Computers are advancing in leaps and bounds and are increasingly displaying attributes of practical Artificial Intelligence: they may not yet clash with astronauts, but they definitely take over many daily tasks that used to depend entirely on human brainpower.
One area where this is felt is knowledge work tools: just look at Google’s uncanny ability to figure what search results you really need despite your ill-formed and misspelled query… and as this trend continues to accelerate, you can’t help but think: what capabilities would we want to surrender to this AI? What should it do for us – and what would we rather it didn’t? Because if we don’t discuss this, the software vendors will push at us whatever they think of, whether we like it or not!
I’m not talking about better spell checking, mind you; that is happening. But we can expect far more powerful stuff.
Think of the day when your computer will answer your incoming mail for you, based on its own judgment. That capability is somewhat available but fully practical maybe ten years away, I’d guess… but would we want it?
I see a number of levels of the AI’s help here:
- First, there is routine work that the Artificial Intelligence might do for us, like sort our incoming mail into categories – promotions, deals, work related, family, and so on. By now there are many tools and clients that already do that; they may vary in their accuracy depending on the algorithms they use, but those that survive are pretty useful.
- Second, AI might use predictions and recommend decisions to us, which is what Knowmail does today with its “Next Best Action” feature; but this is still in the nature of a recommendation, so we’re still in control.
- Lastly, the AI could actually take over applying its decisions – acting autonomously in our best interest.
Here, things become tricky – but actually, if we assume the AI is advanced enough, no more tricky than having a human assistant. The problems will be, (1) when can we be sure we’ve reached that level… and, (2) the trouble that will result if we err in that decision.
But just imagine that the day has indeed arrived, and AI can really think as well as a human assistant. What would we want this AI to do for us? Here’s my take:
- I’d want the AI to take over the drudgery, so I can focus on being creative.
- I’d want the AI to work across all my applications, by learning to use them, not just the application it’s a part of.
- I’d want the machine to know me well enough to do that my To do so it would have to observe what I do and learn over time. It would have to build a “mental” model of my preferences and work style.
- I’d want to have a say in the above model – I’d definitely want the computer to share the model it had constructed of me, and I’d want to be able to explicitly override its understanding of me if it got it wrong; at the model level, not the individual decision level.

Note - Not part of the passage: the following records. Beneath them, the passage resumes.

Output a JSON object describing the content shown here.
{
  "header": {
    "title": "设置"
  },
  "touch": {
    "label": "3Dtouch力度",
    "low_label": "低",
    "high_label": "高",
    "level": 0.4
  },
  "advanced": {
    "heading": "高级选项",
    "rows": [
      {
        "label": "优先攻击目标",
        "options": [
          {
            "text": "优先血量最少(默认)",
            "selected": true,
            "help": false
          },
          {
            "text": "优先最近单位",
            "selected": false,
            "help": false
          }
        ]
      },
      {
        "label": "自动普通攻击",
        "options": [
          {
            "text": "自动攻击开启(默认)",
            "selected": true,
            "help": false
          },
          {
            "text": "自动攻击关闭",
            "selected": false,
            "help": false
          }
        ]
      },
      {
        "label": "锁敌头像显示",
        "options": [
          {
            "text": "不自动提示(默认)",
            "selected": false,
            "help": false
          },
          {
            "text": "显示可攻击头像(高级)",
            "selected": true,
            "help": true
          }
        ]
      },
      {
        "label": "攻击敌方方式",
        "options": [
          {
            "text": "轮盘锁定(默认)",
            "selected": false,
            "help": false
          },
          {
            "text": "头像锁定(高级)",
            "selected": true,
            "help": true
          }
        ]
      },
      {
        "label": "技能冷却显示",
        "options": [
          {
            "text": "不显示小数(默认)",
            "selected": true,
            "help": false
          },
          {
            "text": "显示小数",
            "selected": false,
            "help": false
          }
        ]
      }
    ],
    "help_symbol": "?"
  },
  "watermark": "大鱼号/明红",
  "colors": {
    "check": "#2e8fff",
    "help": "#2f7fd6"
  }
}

- I’d want it to pass its individual decisions by me too – I might choose to let them pass, but I’d want the option of interfering as I see fit.
- I’d want the AI to respect my intelligence (however flawed it may think it is). Yes, that’s right. Even today I may find myself Googling a phrase with a grammatical error in it, and Google jumps to the conclusion that I made a mistake and eagerly corrects it for me. 99% of the time that’s fine, but I do need the option of an override – because 1% of the time I mean what I typed: I know the error exists in the page I’m looking for. Don’t assume I’m stupid!
- I’d want fine control of what the AI does or does not presume to do. In something as powerful as this, we’ll need a high degree of customizable “preferences”.
In short – I’d want to stay in control. The age of DWIM – letting the computer figure how to “Do What I Mean” – is still far in the future (say, 20 years?) and until then let’s be careful.
But when that day comes, I sure hope the computer and the human will be working together to enable great new things, new work modes, and new fun. Exciting times are ahead!